These obscenely overpriced crippled pieces of ewaste, deserve a marketshare of less than zero percent.
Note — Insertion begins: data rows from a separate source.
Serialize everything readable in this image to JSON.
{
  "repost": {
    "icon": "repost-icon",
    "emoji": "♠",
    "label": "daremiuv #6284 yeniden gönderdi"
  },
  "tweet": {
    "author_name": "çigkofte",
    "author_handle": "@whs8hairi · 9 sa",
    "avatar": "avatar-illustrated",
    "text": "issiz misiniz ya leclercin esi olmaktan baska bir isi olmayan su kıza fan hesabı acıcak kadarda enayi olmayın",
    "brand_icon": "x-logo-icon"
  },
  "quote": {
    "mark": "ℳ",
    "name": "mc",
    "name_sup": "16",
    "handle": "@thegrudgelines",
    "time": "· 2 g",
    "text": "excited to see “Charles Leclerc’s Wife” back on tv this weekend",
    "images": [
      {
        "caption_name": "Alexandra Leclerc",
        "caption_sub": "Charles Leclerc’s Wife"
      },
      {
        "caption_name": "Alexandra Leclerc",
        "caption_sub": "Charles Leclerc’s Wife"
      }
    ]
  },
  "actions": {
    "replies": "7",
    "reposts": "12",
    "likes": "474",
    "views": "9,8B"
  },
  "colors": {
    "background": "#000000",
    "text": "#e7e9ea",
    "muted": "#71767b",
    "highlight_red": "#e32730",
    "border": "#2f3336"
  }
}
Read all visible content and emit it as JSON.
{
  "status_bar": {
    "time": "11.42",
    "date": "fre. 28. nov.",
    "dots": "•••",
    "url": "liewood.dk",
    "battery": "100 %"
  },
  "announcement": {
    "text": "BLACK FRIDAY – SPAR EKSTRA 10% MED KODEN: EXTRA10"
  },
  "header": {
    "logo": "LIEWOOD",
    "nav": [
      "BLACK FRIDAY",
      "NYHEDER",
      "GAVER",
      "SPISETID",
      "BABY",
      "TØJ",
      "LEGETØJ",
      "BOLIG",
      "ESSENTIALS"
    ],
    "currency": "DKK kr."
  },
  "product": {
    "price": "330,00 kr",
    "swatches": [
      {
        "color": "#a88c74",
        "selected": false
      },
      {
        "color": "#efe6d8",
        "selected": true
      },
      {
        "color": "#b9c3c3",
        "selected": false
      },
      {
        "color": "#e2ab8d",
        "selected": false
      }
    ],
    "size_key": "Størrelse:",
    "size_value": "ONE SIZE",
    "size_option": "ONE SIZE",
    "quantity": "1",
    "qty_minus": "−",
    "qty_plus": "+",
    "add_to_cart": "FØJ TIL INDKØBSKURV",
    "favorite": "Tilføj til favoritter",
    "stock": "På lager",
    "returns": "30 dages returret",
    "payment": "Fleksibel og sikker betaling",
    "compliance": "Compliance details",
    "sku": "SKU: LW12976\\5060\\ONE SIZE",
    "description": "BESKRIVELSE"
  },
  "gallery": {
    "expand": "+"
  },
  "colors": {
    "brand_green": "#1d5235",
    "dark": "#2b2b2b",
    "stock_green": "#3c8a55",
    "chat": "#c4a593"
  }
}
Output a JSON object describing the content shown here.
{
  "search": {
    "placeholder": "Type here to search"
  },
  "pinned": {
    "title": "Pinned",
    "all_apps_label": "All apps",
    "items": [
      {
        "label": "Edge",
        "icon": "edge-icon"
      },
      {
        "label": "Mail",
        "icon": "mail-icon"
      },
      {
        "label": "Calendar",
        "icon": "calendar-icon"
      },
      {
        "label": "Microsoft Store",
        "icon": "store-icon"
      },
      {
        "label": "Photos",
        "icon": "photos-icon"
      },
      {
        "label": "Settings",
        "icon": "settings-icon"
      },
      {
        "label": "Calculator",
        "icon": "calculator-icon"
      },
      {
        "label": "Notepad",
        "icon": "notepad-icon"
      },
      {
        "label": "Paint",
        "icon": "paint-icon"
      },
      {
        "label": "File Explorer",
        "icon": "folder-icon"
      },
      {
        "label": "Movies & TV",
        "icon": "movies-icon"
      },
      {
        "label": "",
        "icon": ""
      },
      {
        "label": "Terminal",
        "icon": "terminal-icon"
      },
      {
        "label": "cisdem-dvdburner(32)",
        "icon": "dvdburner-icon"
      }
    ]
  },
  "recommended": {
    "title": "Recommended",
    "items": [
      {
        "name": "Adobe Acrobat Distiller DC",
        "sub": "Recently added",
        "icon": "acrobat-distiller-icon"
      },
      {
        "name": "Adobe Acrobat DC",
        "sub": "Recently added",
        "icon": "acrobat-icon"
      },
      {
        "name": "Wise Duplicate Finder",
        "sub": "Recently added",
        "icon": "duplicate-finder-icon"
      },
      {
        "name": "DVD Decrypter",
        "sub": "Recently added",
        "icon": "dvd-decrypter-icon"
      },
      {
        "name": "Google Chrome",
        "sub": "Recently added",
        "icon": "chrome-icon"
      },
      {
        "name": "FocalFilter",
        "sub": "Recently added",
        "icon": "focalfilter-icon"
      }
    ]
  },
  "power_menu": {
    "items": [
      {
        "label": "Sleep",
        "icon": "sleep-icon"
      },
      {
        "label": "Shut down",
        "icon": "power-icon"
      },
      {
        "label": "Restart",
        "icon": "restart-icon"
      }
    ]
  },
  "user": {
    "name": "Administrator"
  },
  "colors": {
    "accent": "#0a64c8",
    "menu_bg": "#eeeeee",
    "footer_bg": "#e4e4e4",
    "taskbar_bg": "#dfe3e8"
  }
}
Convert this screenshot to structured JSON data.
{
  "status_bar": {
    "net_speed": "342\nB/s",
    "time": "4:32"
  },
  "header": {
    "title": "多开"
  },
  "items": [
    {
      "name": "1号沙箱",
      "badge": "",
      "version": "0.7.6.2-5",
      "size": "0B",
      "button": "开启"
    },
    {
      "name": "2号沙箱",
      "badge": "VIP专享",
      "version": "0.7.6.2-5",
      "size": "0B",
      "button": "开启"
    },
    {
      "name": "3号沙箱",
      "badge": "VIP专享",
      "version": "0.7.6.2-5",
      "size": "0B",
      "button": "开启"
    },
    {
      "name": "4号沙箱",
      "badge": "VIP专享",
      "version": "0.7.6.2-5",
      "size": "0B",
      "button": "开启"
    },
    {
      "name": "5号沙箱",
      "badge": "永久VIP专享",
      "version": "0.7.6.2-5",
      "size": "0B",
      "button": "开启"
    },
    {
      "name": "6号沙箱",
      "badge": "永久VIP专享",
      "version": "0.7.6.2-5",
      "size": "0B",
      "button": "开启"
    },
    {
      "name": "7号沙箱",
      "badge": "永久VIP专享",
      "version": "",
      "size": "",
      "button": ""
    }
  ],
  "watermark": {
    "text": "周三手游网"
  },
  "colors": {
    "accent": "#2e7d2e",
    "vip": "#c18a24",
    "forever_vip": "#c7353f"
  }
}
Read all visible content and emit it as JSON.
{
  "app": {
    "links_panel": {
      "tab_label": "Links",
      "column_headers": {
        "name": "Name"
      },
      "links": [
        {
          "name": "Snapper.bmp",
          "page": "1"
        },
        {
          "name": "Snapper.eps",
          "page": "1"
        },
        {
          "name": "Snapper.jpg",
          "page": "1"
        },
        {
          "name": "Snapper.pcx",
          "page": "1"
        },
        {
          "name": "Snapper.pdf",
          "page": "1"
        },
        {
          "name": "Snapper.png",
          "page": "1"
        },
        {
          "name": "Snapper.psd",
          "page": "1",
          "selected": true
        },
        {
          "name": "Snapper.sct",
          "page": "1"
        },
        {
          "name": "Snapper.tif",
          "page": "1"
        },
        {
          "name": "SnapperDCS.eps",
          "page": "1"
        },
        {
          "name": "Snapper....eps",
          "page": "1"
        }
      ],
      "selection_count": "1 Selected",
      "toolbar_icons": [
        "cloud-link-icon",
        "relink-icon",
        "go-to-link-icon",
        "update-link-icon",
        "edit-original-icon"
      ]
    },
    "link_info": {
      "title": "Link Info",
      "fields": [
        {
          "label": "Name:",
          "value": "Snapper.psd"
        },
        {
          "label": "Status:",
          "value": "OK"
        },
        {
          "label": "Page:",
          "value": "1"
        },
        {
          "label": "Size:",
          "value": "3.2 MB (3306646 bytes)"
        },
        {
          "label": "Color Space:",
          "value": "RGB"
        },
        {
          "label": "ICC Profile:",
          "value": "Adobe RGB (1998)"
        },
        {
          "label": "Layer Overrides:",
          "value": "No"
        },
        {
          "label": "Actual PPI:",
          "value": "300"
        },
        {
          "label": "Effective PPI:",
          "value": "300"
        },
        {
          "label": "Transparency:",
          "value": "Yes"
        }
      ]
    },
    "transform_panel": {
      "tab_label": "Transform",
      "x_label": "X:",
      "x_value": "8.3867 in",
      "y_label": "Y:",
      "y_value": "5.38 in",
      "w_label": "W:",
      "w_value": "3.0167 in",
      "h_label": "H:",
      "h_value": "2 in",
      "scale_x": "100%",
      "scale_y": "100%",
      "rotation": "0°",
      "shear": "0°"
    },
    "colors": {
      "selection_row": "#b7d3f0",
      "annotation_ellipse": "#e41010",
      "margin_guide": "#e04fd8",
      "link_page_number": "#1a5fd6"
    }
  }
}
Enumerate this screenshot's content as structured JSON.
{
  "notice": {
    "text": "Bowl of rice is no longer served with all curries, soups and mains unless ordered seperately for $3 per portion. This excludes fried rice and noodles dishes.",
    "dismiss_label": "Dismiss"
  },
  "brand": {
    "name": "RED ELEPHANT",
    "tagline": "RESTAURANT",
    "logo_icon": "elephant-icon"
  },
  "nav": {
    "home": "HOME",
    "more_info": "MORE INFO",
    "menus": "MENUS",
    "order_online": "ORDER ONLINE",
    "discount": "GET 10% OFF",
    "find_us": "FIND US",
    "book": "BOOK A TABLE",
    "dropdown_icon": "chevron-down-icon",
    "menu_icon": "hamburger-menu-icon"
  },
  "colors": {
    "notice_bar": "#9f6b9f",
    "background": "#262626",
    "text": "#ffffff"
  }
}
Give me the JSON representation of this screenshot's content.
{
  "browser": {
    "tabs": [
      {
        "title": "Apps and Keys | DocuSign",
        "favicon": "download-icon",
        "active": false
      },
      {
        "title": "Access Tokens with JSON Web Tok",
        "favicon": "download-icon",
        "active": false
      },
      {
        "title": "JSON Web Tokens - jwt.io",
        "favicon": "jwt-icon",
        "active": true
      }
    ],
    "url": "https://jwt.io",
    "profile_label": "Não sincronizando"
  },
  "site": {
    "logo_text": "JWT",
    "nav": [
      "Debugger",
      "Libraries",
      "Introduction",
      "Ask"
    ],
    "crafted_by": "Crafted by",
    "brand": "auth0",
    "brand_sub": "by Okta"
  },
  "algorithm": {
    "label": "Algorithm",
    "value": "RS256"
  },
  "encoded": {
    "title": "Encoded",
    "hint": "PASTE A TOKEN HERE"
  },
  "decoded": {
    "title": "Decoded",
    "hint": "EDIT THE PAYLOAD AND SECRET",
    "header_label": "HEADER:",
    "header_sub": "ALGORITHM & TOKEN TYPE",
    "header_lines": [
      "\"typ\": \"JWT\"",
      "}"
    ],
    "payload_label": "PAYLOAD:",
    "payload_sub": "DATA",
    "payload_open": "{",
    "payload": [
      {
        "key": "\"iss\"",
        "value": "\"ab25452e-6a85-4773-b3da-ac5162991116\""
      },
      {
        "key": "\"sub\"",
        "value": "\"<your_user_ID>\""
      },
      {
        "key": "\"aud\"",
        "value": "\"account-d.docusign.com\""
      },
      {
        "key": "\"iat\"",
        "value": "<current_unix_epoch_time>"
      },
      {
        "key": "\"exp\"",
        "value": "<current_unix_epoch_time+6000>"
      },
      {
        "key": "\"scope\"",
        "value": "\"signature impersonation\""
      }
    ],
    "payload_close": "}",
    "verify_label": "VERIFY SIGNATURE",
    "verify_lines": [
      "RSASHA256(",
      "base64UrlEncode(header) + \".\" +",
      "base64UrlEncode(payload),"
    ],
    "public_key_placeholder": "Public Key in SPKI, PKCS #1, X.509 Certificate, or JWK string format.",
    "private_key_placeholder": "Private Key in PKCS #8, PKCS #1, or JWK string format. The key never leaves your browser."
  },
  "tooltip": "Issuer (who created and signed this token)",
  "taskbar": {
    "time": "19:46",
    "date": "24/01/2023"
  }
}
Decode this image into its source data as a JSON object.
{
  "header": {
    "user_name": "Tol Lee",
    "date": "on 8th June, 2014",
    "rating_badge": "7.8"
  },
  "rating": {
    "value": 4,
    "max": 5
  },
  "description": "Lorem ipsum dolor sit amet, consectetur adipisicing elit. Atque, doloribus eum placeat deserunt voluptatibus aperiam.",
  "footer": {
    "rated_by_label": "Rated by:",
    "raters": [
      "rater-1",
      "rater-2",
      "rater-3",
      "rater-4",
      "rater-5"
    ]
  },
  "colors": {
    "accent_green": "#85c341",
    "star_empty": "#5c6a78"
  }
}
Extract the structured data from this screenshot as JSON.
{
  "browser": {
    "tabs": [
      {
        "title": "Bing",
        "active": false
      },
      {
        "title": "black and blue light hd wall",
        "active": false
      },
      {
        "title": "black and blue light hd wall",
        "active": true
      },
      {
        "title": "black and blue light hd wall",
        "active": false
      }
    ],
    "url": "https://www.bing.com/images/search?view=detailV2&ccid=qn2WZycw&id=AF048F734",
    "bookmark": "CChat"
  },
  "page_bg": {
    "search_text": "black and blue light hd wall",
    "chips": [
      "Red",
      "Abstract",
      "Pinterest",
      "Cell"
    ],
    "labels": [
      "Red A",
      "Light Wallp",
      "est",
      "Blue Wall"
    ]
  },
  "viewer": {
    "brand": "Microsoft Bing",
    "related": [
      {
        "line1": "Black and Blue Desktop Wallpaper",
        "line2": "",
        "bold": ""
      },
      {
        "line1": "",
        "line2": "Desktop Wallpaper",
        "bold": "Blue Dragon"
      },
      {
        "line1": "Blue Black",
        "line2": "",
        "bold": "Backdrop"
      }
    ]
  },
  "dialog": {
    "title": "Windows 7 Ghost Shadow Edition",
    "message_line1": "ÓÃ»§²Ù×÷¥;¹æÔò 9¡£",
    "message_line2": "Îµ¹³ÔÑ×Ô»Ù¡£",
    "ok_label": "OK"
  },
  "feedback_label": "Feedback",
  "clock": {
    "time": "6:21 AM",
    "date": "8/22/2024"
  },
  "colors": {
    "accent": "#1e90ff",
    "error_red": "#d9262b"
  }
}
That your article describes how a purchaser can readily get a Real Computer for the price paid for these pieces of garbage, is why these pieces of ewaste need to fail in the market.